(GIVEN DATA)

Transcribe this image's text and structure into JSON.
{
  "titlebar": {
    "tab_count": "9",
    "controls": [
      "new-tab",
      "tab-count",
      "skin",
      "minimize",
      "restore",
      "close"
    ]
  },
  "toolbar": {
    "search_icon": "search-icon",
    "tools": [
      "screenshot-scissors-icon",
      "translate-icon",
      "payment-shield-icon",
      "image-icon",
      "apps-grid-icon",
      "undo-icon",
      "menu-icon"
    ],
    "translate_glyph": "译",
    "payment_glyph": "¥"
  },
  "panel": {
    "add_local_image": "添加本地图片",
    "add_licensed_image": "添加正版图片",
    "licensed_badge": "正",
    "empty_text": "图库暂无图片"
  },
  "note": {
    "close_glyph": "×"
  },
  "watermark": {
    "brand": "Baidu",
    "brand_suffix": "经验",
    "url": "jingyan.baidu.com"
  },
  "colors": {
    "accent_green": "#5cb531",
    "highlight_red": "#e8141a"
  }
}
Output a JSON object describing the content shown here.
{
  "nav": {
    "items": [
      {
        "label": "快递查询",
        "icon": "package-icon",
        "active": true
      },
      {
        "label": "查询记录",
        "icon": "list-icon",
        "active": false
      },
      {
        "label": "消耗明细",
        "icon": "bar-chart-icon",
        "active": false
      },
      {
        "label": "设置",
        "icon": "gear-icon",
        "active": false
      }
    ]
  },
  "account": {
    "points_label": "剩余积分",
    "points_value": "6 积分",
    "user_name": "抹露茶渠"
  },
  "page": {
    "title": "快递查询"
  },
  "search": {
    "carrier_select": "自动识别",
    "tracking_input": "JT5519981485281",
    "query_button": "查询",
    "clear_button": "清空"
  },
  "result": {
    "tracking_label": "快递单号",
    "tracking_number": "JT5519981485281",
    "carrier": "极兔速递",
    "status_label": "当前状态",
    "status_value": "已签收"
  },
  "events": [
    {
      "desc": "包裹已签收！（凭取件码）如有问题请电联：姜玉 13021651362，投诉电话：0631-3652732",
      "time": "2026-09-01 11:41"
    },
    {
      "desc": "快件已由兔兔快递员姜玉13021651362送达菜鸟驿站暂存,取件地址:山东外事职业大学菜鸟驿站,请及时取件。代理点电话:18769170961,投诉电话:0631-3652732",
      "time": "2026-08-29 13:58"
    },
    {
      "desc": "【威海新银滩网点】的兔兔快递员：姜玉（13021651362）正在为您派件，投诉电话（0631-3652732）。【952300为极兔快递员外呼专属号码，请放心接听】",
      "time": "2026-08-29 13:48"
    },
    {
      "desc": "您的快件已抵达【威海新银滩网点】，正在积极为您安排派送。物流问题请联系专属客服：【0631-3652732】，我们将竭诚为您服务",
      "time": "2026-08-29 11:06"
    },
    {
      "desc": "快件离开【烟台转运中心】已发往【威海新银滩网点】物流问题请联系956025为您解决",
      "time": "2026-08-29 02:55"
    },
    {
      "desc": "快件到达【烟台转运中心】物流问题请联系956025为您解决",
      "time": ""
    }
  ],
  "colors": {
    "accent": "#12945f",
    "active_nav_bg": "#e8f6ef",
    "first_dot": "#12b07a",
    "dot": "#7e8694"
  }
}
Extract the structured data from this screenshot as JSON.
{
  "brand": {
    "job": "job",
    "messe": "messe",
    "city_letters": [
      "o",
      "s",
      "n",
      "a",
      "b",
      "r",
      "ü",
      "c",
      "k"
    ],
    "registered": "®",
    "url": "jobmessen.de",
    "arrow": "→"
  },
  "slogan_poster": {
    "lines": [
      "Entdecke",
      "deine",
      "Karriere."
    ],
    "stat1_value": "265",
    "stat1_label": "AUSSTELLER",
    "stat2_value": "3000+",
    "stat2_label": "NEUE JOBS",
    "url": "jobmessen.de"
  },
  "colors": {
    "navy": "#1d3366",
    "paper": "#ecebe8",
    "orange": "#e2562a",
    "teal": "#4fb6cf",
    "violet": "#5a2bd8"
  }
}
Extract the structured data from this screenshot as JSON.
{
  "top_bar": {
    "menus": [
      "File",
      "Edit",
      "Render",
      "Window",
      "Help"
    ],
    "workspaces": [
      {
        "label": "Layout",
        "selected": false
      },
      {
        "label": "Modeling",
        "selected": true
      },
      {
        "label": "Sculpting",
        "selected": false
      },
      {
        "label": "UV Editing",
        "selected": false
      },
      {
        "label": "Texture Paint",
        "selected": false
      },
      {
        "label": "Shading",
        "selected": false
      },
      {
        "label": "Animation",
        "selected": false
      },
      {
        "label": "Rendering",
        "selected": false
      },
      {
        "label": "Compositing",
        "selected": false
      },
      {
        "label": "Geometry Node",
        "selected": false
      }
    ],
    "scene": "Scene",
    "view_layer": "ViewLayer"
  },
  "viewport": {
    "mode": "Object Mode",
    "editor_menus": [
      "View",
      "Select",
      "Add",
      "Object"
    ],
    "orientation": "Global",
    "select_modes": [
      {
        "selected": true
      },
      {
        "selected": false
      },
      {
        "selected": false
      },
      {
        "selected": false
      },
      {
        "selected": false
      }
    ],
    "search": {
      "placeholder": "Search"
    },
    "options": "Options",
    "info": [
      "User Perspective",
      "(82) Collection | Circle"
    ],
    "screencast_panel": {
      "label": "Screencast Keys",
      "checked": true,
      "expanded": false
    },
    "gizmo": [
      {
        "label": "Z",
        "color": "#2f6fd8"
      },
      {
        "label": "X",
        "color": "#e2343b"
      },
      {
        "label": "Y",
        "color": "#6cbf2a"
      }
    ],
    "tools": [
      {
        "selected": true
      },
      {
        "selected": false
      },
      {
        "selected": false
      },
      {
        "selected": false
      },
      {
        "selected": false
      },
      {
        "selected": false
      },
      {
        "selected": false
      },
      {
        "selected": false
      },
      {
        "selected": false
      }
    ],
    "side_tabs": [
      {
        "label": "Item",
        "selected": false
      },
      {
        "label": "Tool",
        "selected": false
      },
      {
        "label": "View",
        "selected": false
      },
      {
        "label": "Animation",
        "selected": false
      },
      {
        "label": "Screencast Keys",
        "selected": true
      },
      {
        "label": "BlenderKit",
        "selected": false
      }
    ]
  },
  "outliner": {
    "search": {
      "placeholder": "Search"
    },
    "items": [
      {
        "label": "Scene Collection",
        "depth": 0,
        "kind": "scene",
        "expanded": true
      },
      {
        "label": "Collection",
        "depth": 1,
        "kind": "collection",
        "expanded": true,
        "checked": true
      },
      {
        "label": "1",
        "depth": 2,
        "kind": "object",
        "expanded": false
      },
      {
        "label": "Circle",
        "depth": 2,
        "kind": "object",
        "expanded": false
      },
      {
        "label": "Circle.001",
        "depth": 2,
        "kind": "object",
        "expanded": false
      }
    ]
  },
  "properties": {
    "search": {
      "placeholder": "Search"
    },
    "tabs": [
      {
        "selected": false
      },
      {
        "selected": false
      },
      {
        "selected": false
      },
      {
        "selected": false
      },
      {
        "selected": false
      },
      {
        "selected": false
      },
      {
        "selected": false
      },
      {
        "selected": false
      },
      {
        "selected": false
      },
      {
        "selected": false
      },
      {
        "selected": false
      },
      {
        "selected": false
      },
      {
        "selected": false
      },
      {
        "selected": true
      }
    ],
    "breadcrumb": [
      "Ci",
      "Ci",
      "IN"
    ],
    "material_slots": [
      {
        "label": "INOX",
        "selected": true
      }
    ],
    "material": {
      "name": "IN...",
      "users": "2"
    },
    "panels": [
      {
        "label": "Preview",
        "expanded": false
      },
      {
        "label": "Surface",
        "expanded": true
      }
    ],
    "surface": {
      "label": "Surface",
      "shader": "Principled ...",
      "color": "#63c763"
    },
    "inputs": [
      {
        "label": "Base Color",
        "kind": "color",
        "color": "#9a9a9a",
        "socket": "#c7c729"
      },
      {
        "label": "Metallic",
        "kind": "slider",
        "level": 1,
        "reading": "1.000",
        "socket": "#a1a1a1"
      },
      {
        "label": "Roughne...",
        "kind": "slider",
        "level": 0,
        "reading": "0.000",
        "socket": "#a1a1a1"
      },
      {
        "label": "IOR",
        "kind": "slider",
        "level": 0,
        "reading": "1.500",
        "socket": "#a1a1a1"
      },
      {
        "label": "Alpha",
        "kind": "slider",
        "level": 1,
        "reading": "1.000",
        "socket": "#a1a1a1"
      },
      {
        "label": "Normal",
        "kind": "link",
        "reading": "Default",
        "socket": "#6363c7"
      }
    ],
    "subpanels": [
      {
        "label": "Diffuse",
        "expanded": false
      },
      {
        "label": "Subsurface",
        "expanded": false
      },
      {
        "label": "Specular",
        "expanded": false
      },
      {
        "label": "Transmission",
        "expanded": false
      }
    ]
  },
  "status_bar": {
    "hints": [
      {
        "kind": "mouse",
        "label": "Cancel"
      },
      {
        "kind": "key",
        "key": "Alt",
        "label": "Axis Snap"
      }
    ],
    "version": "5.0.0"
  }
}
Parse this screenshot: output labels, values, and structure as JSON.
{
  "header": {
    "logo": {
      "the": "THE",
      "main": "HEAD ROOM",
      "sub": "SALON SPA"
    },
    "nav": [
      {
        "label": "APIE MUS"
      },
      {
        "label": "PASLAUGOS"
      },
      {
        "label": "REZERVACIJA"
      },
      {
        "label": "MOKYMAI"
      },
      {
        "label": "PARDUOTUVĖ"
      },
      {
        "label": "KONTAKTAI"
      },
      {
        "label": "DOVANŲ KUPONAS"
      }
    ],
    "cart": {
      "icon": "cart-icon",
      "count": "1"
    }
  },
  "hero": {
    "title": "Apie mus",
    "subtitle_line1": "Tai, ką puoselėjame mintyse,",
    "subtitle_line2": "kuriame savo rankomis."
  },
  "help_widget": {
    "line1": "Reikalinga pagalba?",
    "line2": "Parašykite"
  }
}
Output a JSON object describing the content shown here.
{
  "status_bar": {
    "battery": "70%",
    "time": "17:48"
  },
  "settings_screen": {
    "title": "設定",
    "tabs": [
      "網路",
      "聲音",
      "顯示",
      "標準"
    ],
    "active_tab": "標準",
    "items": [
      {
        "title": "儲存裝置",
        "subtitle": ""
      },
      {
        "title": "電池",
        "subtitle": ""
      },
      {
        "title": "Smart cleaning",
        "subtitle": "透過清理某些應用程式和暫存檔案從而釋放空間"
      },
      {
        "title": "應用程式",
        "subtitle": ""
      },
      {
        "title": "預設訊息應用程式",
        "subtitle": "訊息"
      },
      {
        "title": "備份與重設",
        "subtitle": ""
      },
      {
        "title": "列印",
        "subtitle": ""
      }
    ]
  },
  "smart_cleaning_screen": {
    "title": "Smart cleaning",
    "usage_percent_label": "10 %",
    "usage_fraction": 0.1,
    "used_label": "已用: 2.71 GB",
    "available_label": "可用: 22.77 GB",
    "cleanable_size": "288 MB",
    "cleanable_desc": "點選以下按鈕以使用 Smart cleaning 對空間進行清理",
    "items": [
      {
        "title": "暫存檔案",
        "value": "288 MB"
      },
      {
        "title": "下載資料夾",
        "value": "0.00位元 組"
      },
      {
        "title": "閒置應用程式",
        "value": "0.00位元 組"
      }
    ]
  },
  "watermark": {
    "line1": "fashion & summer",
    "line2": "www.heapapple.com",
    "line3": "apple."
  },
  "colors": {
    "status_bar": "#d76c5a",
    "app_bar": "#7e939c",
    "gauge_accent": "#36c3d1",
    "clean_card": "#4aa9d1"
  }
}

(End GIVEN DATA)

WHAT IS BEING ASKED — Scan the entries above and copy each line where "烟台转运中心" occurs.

RESULT OF THIS TASK —
      "desc": "快件离开【烟台转运中心】已发往【威海新银滩网点】物流问题请联系956025为您解决",
      "desc": "快件到达【烟台转运中心】物流问题请联系956025为您解决",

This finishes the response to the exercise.